California readers might more readily associate workers’ compensation claims with workplaces like a construction or agricultural site, rather than an office environment. However, the enforcement authority of the California Occupational Safety and Health Program applies to all public and private sector places of employment, with only a few exceptions.

In other words, an office worker is just as entitled to the benefits of an employer’s workers’ compensation plan as any other kind of worker. In fact, injuries do happen in office environments. One of the most common computer-related injuries is carpal tunnel syndrome.

Unfortunately, carpal tunnel claims are often not processed quickly, compared to other types of on-the-job injuries. Whereas most workplace injury claims for workers’ compensation are resolved in under a year’s time, the average carpal tunnel claim takes nearly 31 months to close.

Researchers believe there are several explanations for the longer processing time. First, carpal tunnel injuries may not be diagnosed immediately, or there may be disputes over the cause of the injury. Second, treatment plans are often lengthy, involving surgery followed by physical therapy. Finally, more than half of carpal tunnel claims result in permanent disability — a rate that is three times higher than for other workers’ compensation injury claims.

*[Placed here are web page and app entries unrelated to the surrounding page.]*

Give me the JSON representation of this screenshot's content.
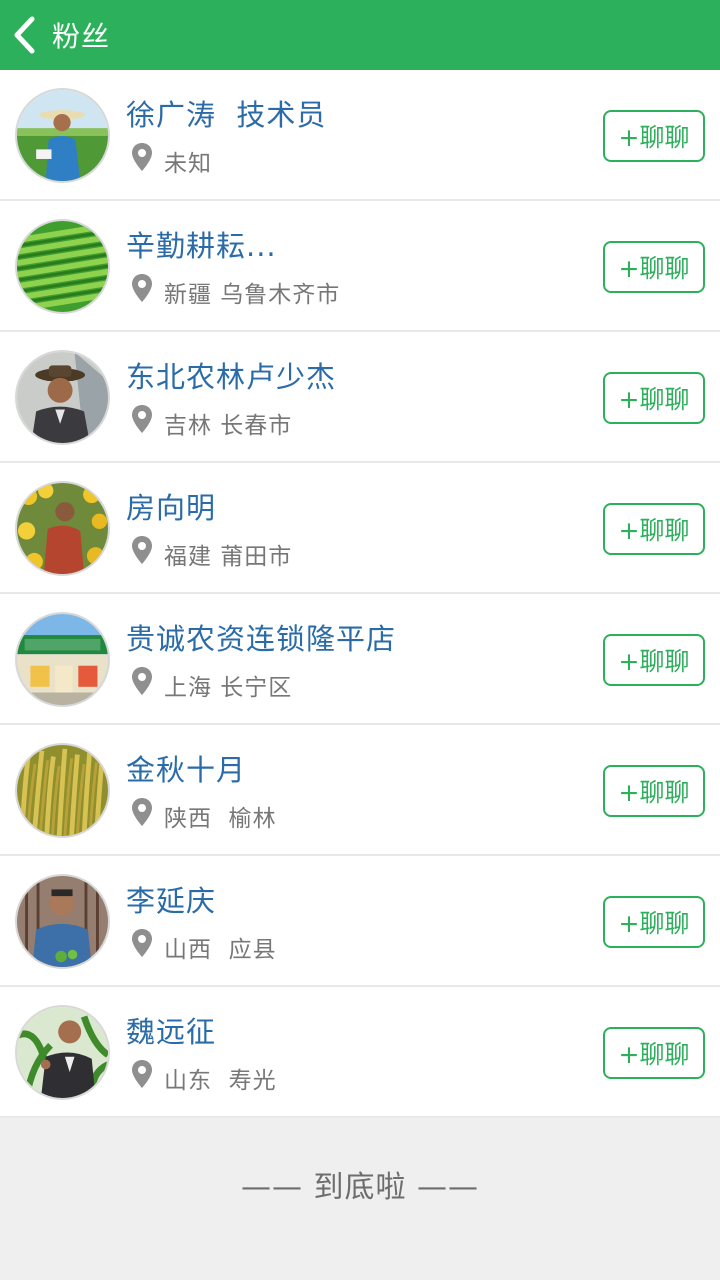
{
  "header": {
    "title": "粉丝",
    "back_icon": "chevron-left-icon"
  },
  "accent_color": "#2db05b",
  "name_color": "#2b6ca8",
  "fans": [
    {
      "name": "徐广涛  技术员",
      "location": "未知",
      "chat_label": "+聊聊"
    },
    {
      "name": "辛勤耕耘...",
      "location": "新疆 乌鲁木齐市",
      "chat_label": "+聊聊"
    },
    {
      "name": "东北农林卢少杰",
      "location": "吉林 长春市",
      "chat_label": "+聊聊"
    },
    {
      "name": "房向明",
      "location": "福建 莆田市",
      "chat_label": "+聊聊"
    },
    {
      "name": "贵诚农资连锁隆平店",
      "location": "上海 长宁区",
      "chat_label": "+聊聊"
    },
    {
      "name": "金秋十月",
      "location": "陕西  榆林",
      "chat_label": "+聊聊"
    },
    {
      "name": "李延庆",
      "location": "山西  应县",
      "chat_label": "+聊聊"
    },
    {
      "name": "魏远征",
      "location": "山东  寿光",
      "chat_label": "+聊聊"
    }
  ],
  "footer": {
    "end_text": "—— 到底啦 ——"
  }
}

To avoid the risk of permanent disability from carpal tunnel syndrome, office workers that begin experiencing numbness or tingling in their palms or fingers, coordination difficulties, or a weakened grip should consult with an experienced workers’ compensation attorney. An attorney will help injured workers take the necessary steps to rehabilitation, without fear of adverse consequences from their employers.

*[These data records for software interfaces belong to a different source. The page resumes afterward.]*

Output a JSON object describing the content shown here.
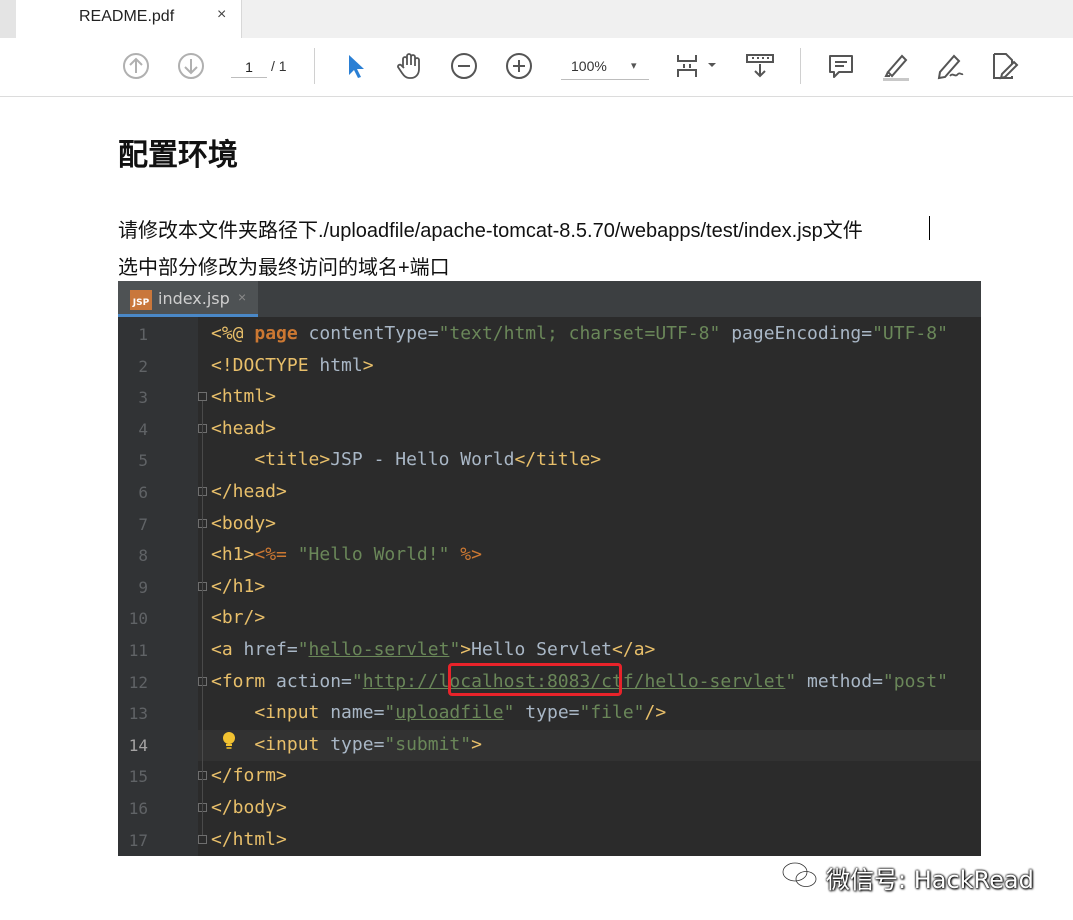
{
  "tab": {
    "title": "README.pdf",
    "close": "×"
  },
  "toolbar": {
    "page_current": "1",
    "page_total": "/ 1",
    "zoom": "100%",
    "zoom_caret": "▾"
  },
  "document": {
    "heading": "配置环境",
    "instruction_line1": "请修改本文件夹路径下./uploadfile/apache-tomcat-8.5.70/webapps/test/index.jsp文件",
    "instruction_line2": "选中部分修改为最终访问的域名+端口"
  },
  "code_editor": {
    "tab_label": "index.jsp",
    "tab_icon_text": "JSP",
    "tab_close": "×",
    "line_numbers": [
      "1",
      "2",
      "3",
      "4",
      "5",
      "6",
      "7",
      "8",
      "9",
      "10",
      "11",
      "12",
      "13",
      "14",
      "15",
      "16",
      "17"
    ],
    "current_line": "14",
    "lines": {
      "l1": [
        {
          "t": "<%@ ",
          "c": "t"
        },
        {
          "t": "page ",
          "c": "k"
        },
        {
          "t": "contentType=",
          "c": ""
        },
        {
          "t": "\"text/html; charset=UTF-8\"",
          "c": "s"
        },
        {
          "t": " pageEncoding=",
          "c": ""
        },
        {
          "t": "\"UTF-8\"",
          "c": "s"
        }
      ],
      "l2": [
        {
          "t": "<!DOCTYPE ",
          "c": "t"
        },
        {
          "t": "html",
          "c": ""
        },
        {
          "t": ">",
          "c": "t"
        }
      ],
      "l3": [
        {
          "t": "<html>",
          "c": "t"
        }
      ],
      "l4": [
        {
          "t": "<head>",
          "c": "t"
        }
      ],
      "l5": [
        {
          "t": "    <title>",
          "c": "t"
        },
        {
          "t": "JSP - Hello World",
          "c": ""
        },
        {
          "t": "</title>",
          "c": "t"
        }
      ],
      "l6": [
        {
          "t": "</head>",
          "c": "t"
        }
      ],
      "l7": [
        {
          "t": "<body>",
          "c": "t"
        }
      ],
      "l8": [
        {
          "t": "<h1>",
          "c": "t"
        },
        {
          "t": "<%= ",
          "c": "e"
        },
        {
          "t": "\"Hello World!\" ",
          "c": "s"
        },
        {
          "t": "%>",
          "c": "e"
        }
      ],
      "l9": [
        {
          "t": "</h1>",
          "c": "t"
        }
      ],
      "l10": [
        {
          "t": "<br/>",
          "c": "t"
        }
      ],
      "l11": [
        {
          "t": "<a ",
          "c": "t"
        },
        {
          "t": "href=",
          "c": ""
        },
        {
          "t": "\"",
          "c": "s"
        },
        {
          "t": "hello-servlet",
          "c": "u"
        },
        {
          "t": "\"",
          "c": "s"
        },
        {
          "t": ">",
          "c": "t"
        },
        {
          "t": "Hello Servlet",
          "c": ""
        },
        {
          "t": "</a>",
          "c": "t"
        }
      ],
      "l12": [
        {
          "t": "<form ",
          "c": "t"
        },
        {
          "t": "action=",
          "c": ""
        },
        {
          "t": "\"",
          "c": "s"
        },
        {
          "t": "http://localhost:8083/ctf/hello-servlet",
          "c": "u"
        },
        {
          "t": "\"",
          "c": "s"
        },
        {
          "t": " method=",
          "c": ""
        },
        {
          "t": "\"post\"",
          "c": "s"
        }
      ],
      "l13": [
        {
          "t": "    <input ",
          "c": "t"
        },
        {
          "t": "name=",
          "c": ""
        },
        {
          "t": "\"",
          "c": "s"
        },
        {
          "t": "uploadfile",
          "c": "u"
        },
        {
          "t": "\"",
          "c": "s"
        },
        {
          "t": " type=",
          "c": ""
        },
        {
          "t": "\"file\"",
          "c": "s"
        },
        {
          "t": "/>",
          "c": "t"
        }
      ],
      "l14": [
        {
          "t": "    <input ",
          "c": "t"
        },
        {
          "t": "type=",
          "c": ""
        },
        {
          "t": "\"submit\"",
          "c": "s"
        },
        {
          "t": ">",
          "c": "t"
        }
      ],
      "l15": [
        {
          "t": "</form>",
          "c": "t"
        }
      ],
      "l16": [
        {
          "t": "</body>",
          "c": "t"
        }
      ],
      "l17": [
        {
          "t": "</html>",
          "c": "t"
        }
      ]
    }
  },
  "watermark": {
    "text": "微信号: HackRead"
  },
  "colors": {
    "editor_bg": "#2b2b2b",
    "tag": "#e8bf6a",
    "keyword": "#cc7832",
    "string": "#6a8759",
    "highlight_box": "#e8232a",
    "toolbar_icon": "#555555",
    "select_tool": "#2a7fd4"
  }
}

Source:, “California researchers explore high costs of carpal tunnel claims,” Feb. 25, 2013